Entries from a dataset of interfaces

════

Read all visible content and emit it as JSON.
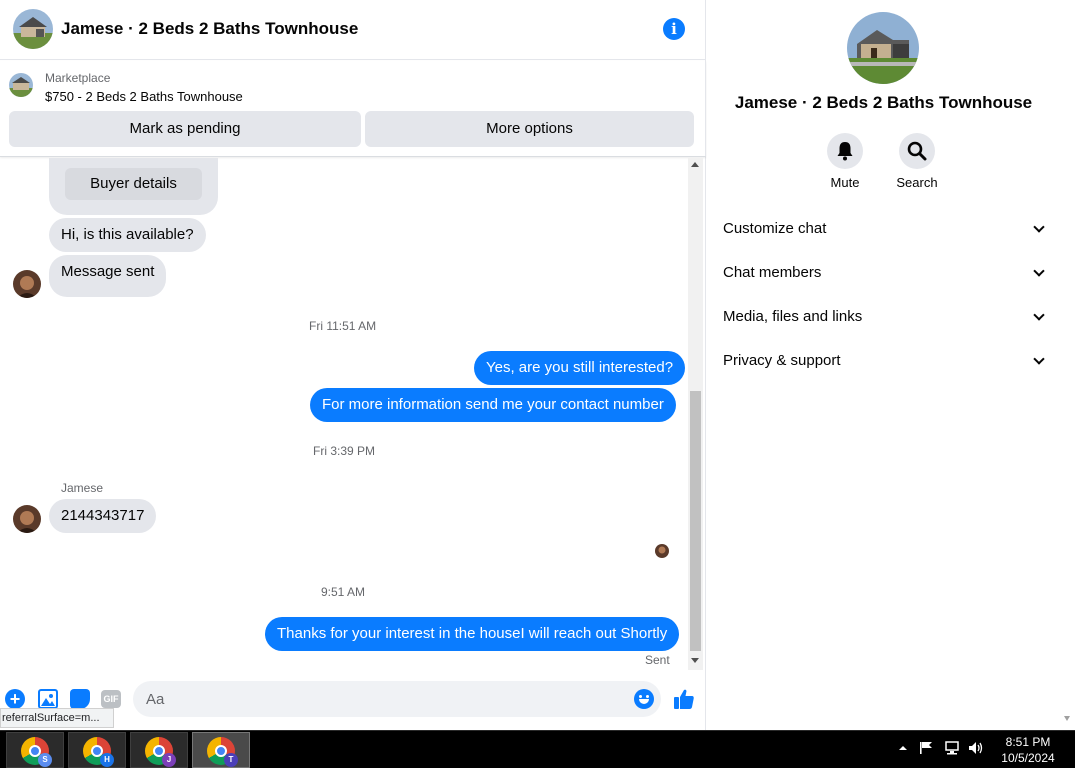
{
  "header": {
    "title": "Jamese · 2 Beds 2 Baths Townhouse",
    "info_icon": "info-icon"
  },
  "marketplace": {
    "label": "Marketplace",
    "listing": "$750 - 2 Beds 2 Baths Townhouse",
    "buttons": {
      "pending": "Mark as pending",
      "more": "More options"
    }
  },
  "messages": {
    "buyer_details": "Buyer details",
    "m1": "Hi, is this available?",
    "m2": "Message sent",
    "ts1": "Fri 11:51 AM",
    "m3": "Yes, are you still interested?",
    "m4": "For more information send me your contact number",
    "ts2": "Fri 3:39 PM",
    "sender": "Jamese",
    "m5": "2144343717",
    "ts3": "9:51 AM",
    "m6": "Thanks for your interest in the houseI will reach out Shortly",
    "status": "Sent"
  },
  "composer": {
    "placeholder": "Aa",
    "gif": "GIF"
  },
  "url_tooltip": "referralSurface=m...",
  "info_pane": {
    "title": "Jamese · 2 Beds 2 Baths Townhouse",
    "actions": {
      "mute": "Mute",
      "search": "Search"
    },
    "sections": [
      "Customize chat",
      "Chat members",
      "Media, files and links",
      "Privacy & support"
    ]
  },
  "taskbar": {
    "apps": [
      {
        "badge": "S",
        "badge_color": "#5b8def"
      },
      {
        "badge": "H",
        "badge_color": "#1a73e8"
      },
      {
        "badge": "J",
        "badge_color": "#7b3fb8"
      },
      {
        "badge": "T",
        "badge_color": "#4b3fb8"
      }
    ],
    "time": "8:51 PM",
    "date": "10/5/2024"
  },
  "colors": {
    "accent": "#0a7cff",
    "bubble_in": "#e4e6eb"
  }
}
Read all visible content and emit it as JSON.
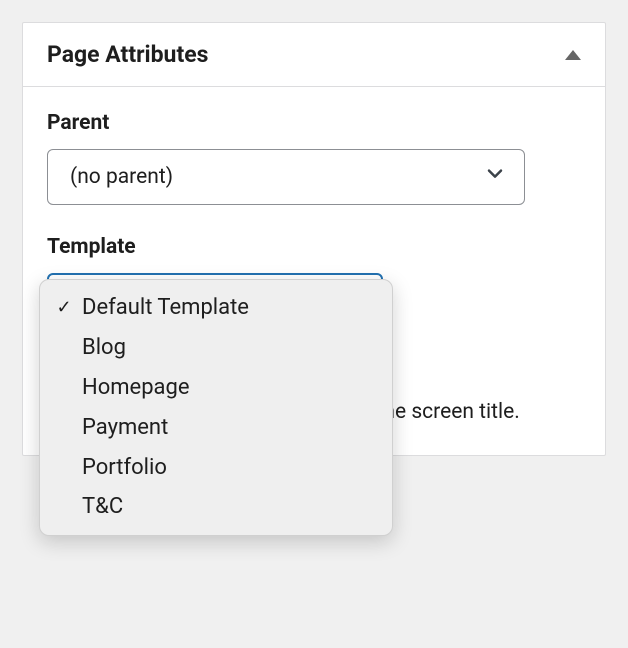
{
  "panel": {
    "title": "Page Attributes",
    "parent_label": "Parent",
    "parent_value": "(no parent)",
    "template_label": "Template",
    "template_options": [
      {
        "label": "Default Template",
        "selected": true
      },
      {
        "label": "Blog",
        "selected": false
      },
      {
        "label": "Homepage",
        "selected": false
      },
      {
        "label": "Payment",
        "selected": false
      },
      {
        "label": "Portfolio",
        "selected": false
      },
      {
        "label": "T&C",
        "selected": false
      }
    ],
    "help_text": "Need help? Use the Help tab above the screen title."
  }
}
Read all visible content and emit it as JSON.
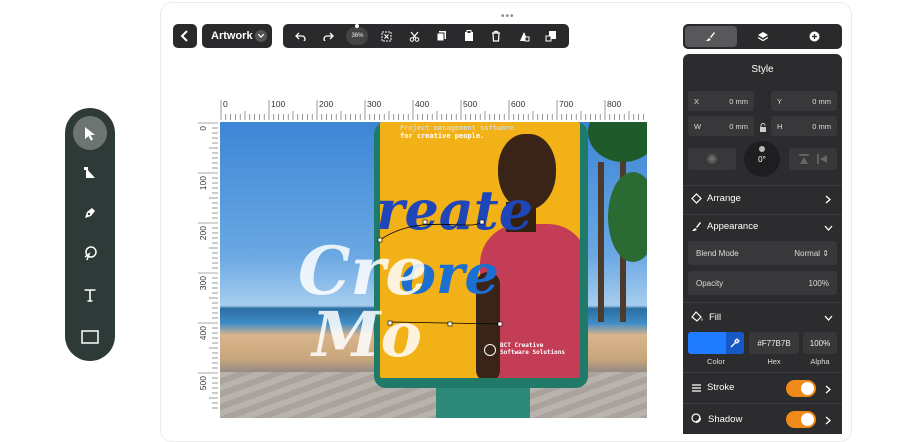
{
  "topbar": {
    "drag_handle": "•••",
    "artwork_label": "Artwork",
    "zoom_label": "36%"
  },
  "rulers": {
    "horizontal": [
      "0",
      "100",
      "200",
      "300",
      "400",
      "500",
      "600",
      "700",
      "800"
    ],
    "vertical": [
      "0",
      "100",
      "200",
      "300",
      "400",
      "500"
    ]
  },
  "canvas": {
    "poster_headline": "Project management software",
    "poster_sub": "for creative people.",
    "poster_word1": "reate",
    "poster_word2": "ore",
    "overlay_word1": "Cre",
    "overlay_word2": "Mo",
    "brand_line1": "BCT Creative",
    "brand_line2": "Software Solutions"
  },
  "panel": {
    "title": "Style",
    "x_label": "X",
    "x_value": "0 mm",
    "y_label": "Y",
    "y_value": "0 mm",
    "w_label": "W",
    "w_value": "0 mm",
    "h_label": "H",
    "h_value": "0 mm",
    "rotation": "0°",
    "arrange": "Arrange",
    "appearance": "Appearance",
    "blend_label": "Blend Mode",
    "blend_value": "Normal",
    "opacity_label": "Opacity",
    "opacity_value": "100%",
    "fill": "Fill",
    "fill_hex": "#F77B7B",
    "fill_alpha": "100%",
    "color_label": "Color",
    "hex_label": "Hex",
    "alpha_label": "Alpha",
    "stroke": "Stroke",
    "shadow": "Shadow",
    "accent": "#f08a1a",
    "swatch_color": "#1f7bff"
  }
}
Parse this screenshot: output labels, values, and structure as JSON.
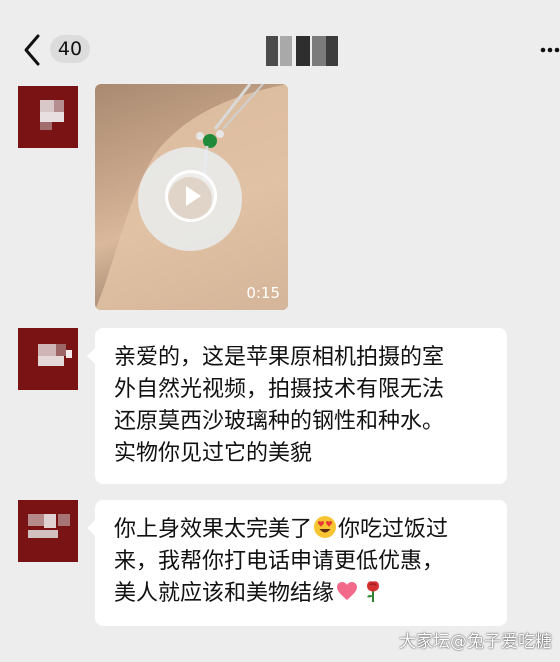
{
  "header": {
    "unread_count": "40",
    "title": ""
  },
  "messages": [
    {
      "type": "video",
      "duration": "0:15"
    },
    {
      "type": "text",
      "lines": [
        "亲爱的，这是苹果原相机拍摄的室",
        "外自然光视频，拍摄技术有限无法",
        "还原莫西沙玻璃种的钢性和种水。",
        "实物你见过它的美貌"
      ]
    },
    {
      "type": "text",
      "lines": [
        "你上身效果太完美了",
        "你吃过饭过",
        "来，我帮你打电话申请更低优惠，",
        "美人就应该和美物结缘"
      ],
      "emojis": [
        "heart-eyes-emoji",
        "heart-emoji",
        "rose-emoji"
      ]
    }
  ],
  "watermark": "大家坛@兔子爱吃糖",
  "colors": {
    "background": "#ededed",
    "bubble": "#ffffff",
    "avatar": "#7a1414"
  }
}
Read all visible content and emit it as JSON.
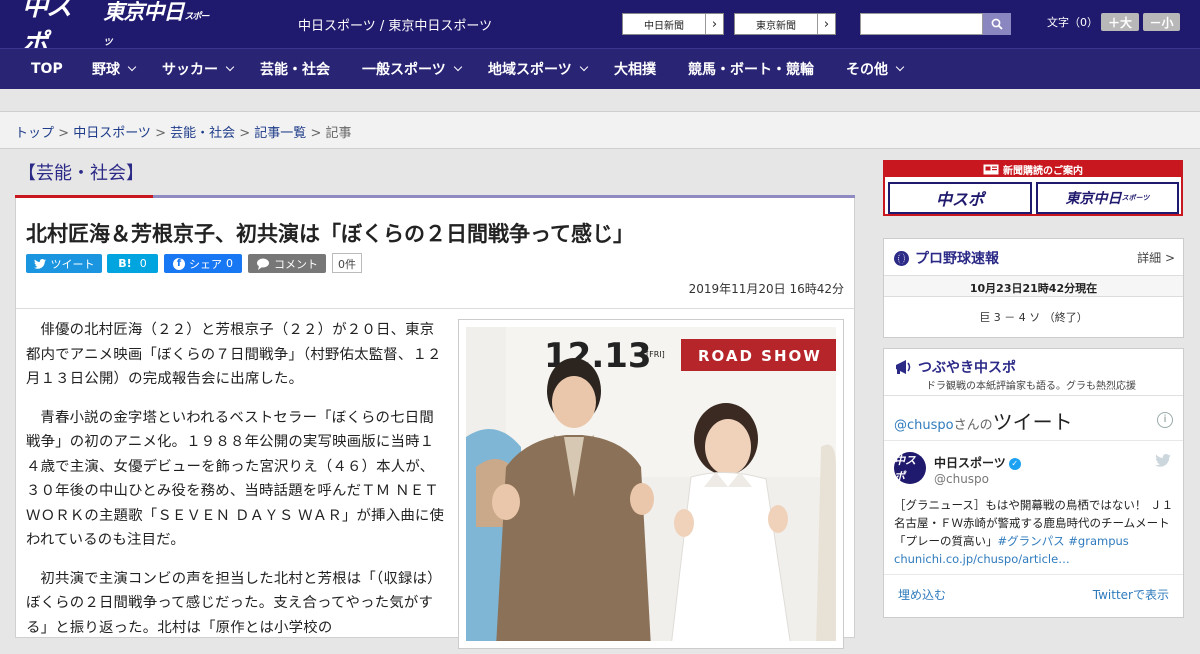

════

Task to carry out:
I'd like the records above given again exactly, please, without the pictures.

Solution below:
Read all visible content and emit it as JSON.
{
  "header": {
    "title": "Jamese · 2 Beds 2 Baths Townhouse",
    "info_icon": "info-icon"
  },
  "marketplace": {
    "label": "Marketplace",
    "listing": "$750 - 2 Beds 2 Baths Townhouse",
    "buttons": {
      "pending": "Mark as pending",
      "more": "More options"
    }
  },
  "messages": {
    "buyer_details": "Buyer details",
    "m1": "Hi, is this available?",
    "m2": "Message sent",
    "ts1": "Fri 11:51 AM",
    "m3": "Yes, are you still interested?",
    "m4": "For more information send me your contact number",
    "ts2": "Fri 3:39 PM",
    "sender": "Jamese",
    "m5": "2144343717",
    "ts3": "9:51 AM",
    "m6": "Thanks for your interest in the houseI will reach out Shortly",
    "status": "Sent"
  },
  "composer": {
    "placeholder": "Aa",
    "gif": "GIF"
  },
  "url_tooltip": "referralSurface=m...",
  "info_pane": {
    "title": "Jamese · 2 Beds 2 Baths Townhouse",
    "actions": {
      "mute": "Mute",
      "search": "Search"
    },
    "sections": [
      "Customize chat",
      "Chat members",
      "Media, files and links",
      "Privacy & support"
    ]
  },
  "taskbar": {
    "apps": [
      {
        "badge": "S",
        "badge_color": "#5b8def"
      },
      {
        "badge": "H",
        "badge_color": "#1a73e8"
      },
      {
        "badge": "J",
        "badge_color": "#7b3fb8"
      },
      {
        "badge": "T",
        "badge_color": "#4b3fb8"
      }
    ],
    "time": "8:51 PM",
    "date": "10/5/2024"
  },
  "colors": {
    "accent": "#0a7cff",
    "bubble_in": "#e4e6eb"
  }
}
Read all visible content and emit it as JSON.
{
  "panel": {
    "title": "Page Attributes",
    "parent_label": "Parent",
    "parent_value": "(no parent)",
    "template_label": "Template",
    "template_options": [
      {
        "label": "Default Template",
        "selected": true
      },
      {
        "label": "Blog",
        "selected": false
      },
      {
        "label": "Homepage",
        "selected": false
      },
      {
        "label": "Payment",
        "selected": false
      },
      {
        "label": "Portfolio",
        "selected": false
      },
      {
        "label": "T&C",
        "selected": false
      }
    ],
    "help_text": "Need help? Use the Help tab above the screen title."
  }
}
Read all visible content and emit it as JSON.
{
  "topbar": {
    "drag_handle": "•••",
    "artwork_label": "Artwork",
    "zoom_label": "36%"
  },
  "rulers": {
    "horizontal": [
      "0",
      "100",
      "200",
      "300",
      "400",
      "500",
      "600",
      "700",
      "800"
    ],
    "vertical": [
      "0",
      "100",
      "200",
      "300",
      "400",
      "500"
    ]
  },
  "canvas": {
    "poster_headline": "Project management software",
    "poster_sub": "for creative people.",
    "poster_word1": "reate",
    "poster_word2": "ore",
    "overlay_word1": "Cre",
    "overlay_word2": "Mo",
    "brand_line1": "BCT Creative",
    "brand_line2": "Software Solutions"
  },
  "panel": {
    "title": "Style",
    "x_label": "X",
    "x_value": "0 mm",
    "y_label": "Y",
    "y_value": "0 mm",
    "w_label": "W",
    "w_value": "0 mm",
    "h_label": "H",
    "h_value": "0 mm",
    "rotation": "0°",
    "arrange": "Arrange",
    "appearance": "Appearance",
    "blend_label": "Blend Mode",
    "blend_value": "Normal",
    "opacity_label": "Opacity",
    "opacity_value": "100%",
    "fill": "Fill",
    "fill_hex": "#F77B7B",
    "fill_alpha": "100%",
    "color_label": "Color",
    "hex_label": "Hex",
    "alpha_label": "Alpha",
    "stroke": "Stroke",
    "shadow": "Shadow",
    "accent": "#f08a1a",
    "swatch_color": "#1f7bff"
  }
}
Parse this screenshot: output labels, values, and structure as JSON.
{
  "header": {
    "unread_count": "40",
    "title": ""
  },
  "messages": [
    {
      "type": "video",
      "duration": "0:15"
    },
    {
      "type": "text",
      "lines": [
        "亲爱的，这是苹果原相机拍摄的室",
        "外自然光视频，拍摄技术有限无法",
        "还原莫西沙玻璃种的钢性和种水。",
        "实物你见过它的美貌"
      ]
    },
    {
      "type": "text",
      "lines": [
        "你上身效果太完美了",
        "你吃过饭过",
        "来，我帮你打电话申请更低优惠，",
        "美人就应该和美物结缘"
      ],
      "emojis": [
        "heart-eyes-emoji",
        "heart-emoji",
        "rose-emoji"
      ]
    }
  ],
  "watermark": "大家坛@兔子爱吃糖",
  "colors": {
    "background": "#ededed",
    "bubble": "#ffffff",
    "avatar": "#7a1414"
  }
}
Read all visible content and emit it as JSON.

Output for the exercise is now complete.